Napolitano v Markotsis & Lieberman
John Napolitano, Appellant,
Markotsis & Lieberman et al., Respondents.
—[*1] Andrew Lavoott Bluestone, New York, N.Y., for appellant.
L'Abbate, Balkan, Colavita & Contini, LLP, Garden City, N.Y. (Peter D. Rigelhaupt of counsel), for respondents.
In an action, inter alia, to recover damages for legal malpractice, the plaintiff appeals from a judgment of the Supreme Court, Nassau County (Cozzens, Jr., J.), entered April 16, 2007, which, upon an order of the same court dated April 4, 2007, granting the defendants' motion for summary judgment dismissing the complaint, dismissed the complaint.
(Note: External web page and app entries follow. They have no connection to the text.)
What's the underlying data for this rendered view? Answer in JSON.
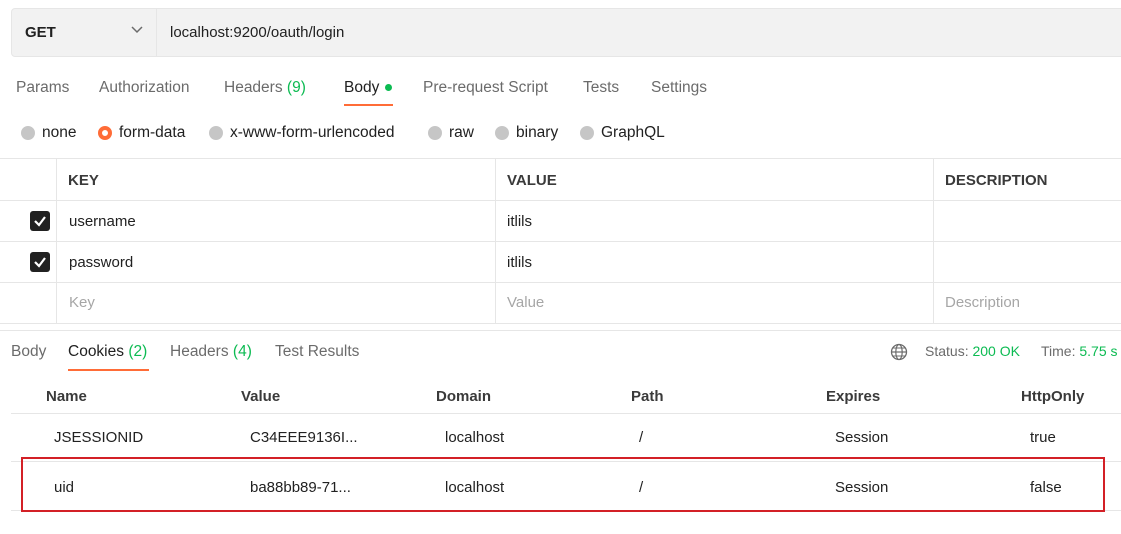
{
  "request": {
    "method": "GET",
    "url": "localhost:9200/oauth/login"
  },
  "request_tabs": [
    {
      "label": "Params",
      "count": ""
    },
    {
      "label": "Authorization",
      "count": ""
    },
    {
      "label": "Headers ",
      "count": "(9)"
    },
    {
      "label": "Body",
      "count": ""
    },
    {
      "label": "Pre-request Script",
      "count": ""
    },
    {
      "label": "Tests",
      "count": ""
    },
    {
      "label": "Settings",
      "count": ""
    }
  ],
  "body_types": [
    {
      "label": "none",
      "selected": false
    },
    {
      "label": "form-data",
      "selected": true
    },
    {
      "label": "x-www-form-urlencoded",
      "selected": false
    },
    {
      "label": "raw",
      "selected": false
    },
    {
      "label": "binary",
      "selected": false
    },
    {
      "label": "GraphQL",
      "selected": false
    }
  ],
  "params_table": {
    "headers": [
      "KEY",
      "VALUE",
      "DESCRIPTION"
    ],
    "rows": [
      {
        "key": "username",
        "value": "itlils",
        "checked": true
      },
      {
        "key": "password",
        "value": "itlils",
        "checked": true
      }
    ],
    "placeholders": {
      "key": "Key",
      "value": "Value",
      "description": "Description"
    }
  },
  "response_tabs": [
    {
      "label": "Body",
      "count": ""
    },
    {
      "label": "Cookies ",
      "count": "(2)"
    },
    {
      "label": "Headers ",
      "count": "(4)"
    },
    {
      "label": "Test Results",
      "count": ""
    }
  ],
  "status": {
    "status_label": "Status:",
    "status_value": "200 OK",
    "time_label": "Time:",
    "time_value": "5.75 s"
  },
  "cookies_table": {
    "headers": [
      "Name",
      "Value",
      "Domain",
      "Path",
      "Expires",
      "HttpOnly"
    ],
    "rows": [
      {
        "name": "JSESSIONID",
        "value": "C34EEE9136I...",
        "domain": "localhost",
        "path": "/",
        "expires": "Session",
        "httponly": "true"
      },
      {
        "name": "uid",
        "value": "ba88bb89-71...",
        "domain": "localhost",
        "path": "/",
        "expires": "Session",
        "httponly": "false"
      }
    ]
  },
  "colors": {
    "accent": "#ff6c37",
    "count": "#0cbb52",
    "highlight": "#d32026"
  }
}
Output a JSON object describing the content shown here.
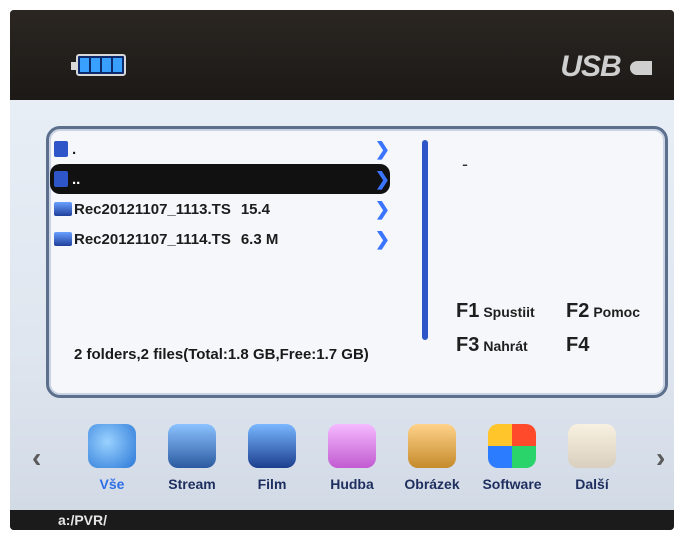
{
  "status": {
    "battery_icon": "battery-full-icon",
    "usb_label": "USB"
  },
  "files": [
    {
      "type": "folder",
      "name": ".",
      "size": ""
    },
    {
      "type": "folder",
      "name": "..",
      "size": "",
      "selected": true
    },
    {
      "type": "file",
      "name": "Rec20121107_1113.TS",
      "size": "15.4"
    },
    {
      "type": "file",
      "name": "Rec20121107_1114.TS",
      "size": "6.3 M"
    }
  ],
  "info_dash": "-",
  "summary": "2 folders,2 files(Total:1.8 GB,Free:1.7 GB)",
  "fkeys": [
    {
      "key": "F1",
      "label": "Spustiit"
    },
    {
      "key": "F2",
      "label": "Pomoc"
    },
    {
      "key": "F3",
      "label": "Nahrát"
    },
    {
      "key": "F4",
      "label": ""
    }
  ],
  "categories": [
    {
      "id": "vse",
      "label": "Vše",
      "icon": "globe-icon",
      "active": true
    },
    {
      "id": "stream",
      "label": "Stream",
      "icon": "stream-icon"
    },
    {
      "id": "film",
      "label": "Film",
      "icon": "film-icon"
    },
    {
      "id": "hudba",
      "label": "Hudba",
      "icon": "music-icon"
    },
    {
      "id": "obrazek",
      "label": "Obrázek",
      "icon": "image-icon"
    },
    {
      "id": "software",
      "label": "Software",
      "icon": "software-icon"
    },
    {
      "id": "dalsi",
      "label": "Další",
      "icon": "document-icon"
    }
  ],
  "path": "a:/PVR/"
}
Ordered that the judgment is affirmed, with costs.
In order to prevail in an action to recover damages for legal malpractice, a plaintiff must establish that the defendant attorney failed to exercise the level of skill and knowledge commonly possessed by a member of the legal profession, and that the failure proximately caused the plaintiff to sustain actual and ascertainable damages (see Rudolf v Shayne, Dachs, Stanisci, Corker & Sauer, 8 NY3d 438, 442 ; Olaiya v Golden, 45 AD3d 823 ). To establish causation, the plaintiff must show that, but for the attorney's negligence, he or she would have prevailed in the underlying action (see Rudolf v Shayne, Dachs, Stanisci, Corker & Sauer, 8 NY3d at 442; Carrasco v Pena & Kahn, 43 AD3d 395 ).
On their motion for summary judgment, the defendants made a prima facie showing that the plaintiff would be unable to prove at trial that, but for their alleged malpractice, he would have overcome the affirmative defense of "unclean hands" and prevailed in the underlying action. In opposition, the plaintiff failed to raise a triable issue of fact. Accordingly, the Supreme Court [*2]properly granted the defendants' motion for summary judgment dismissing the complaint (see Asher v Shlimbaum, 45 AD3d 791 ). Fisher, J.P., Ritter, Dillon and McCarthy, JJ., concur.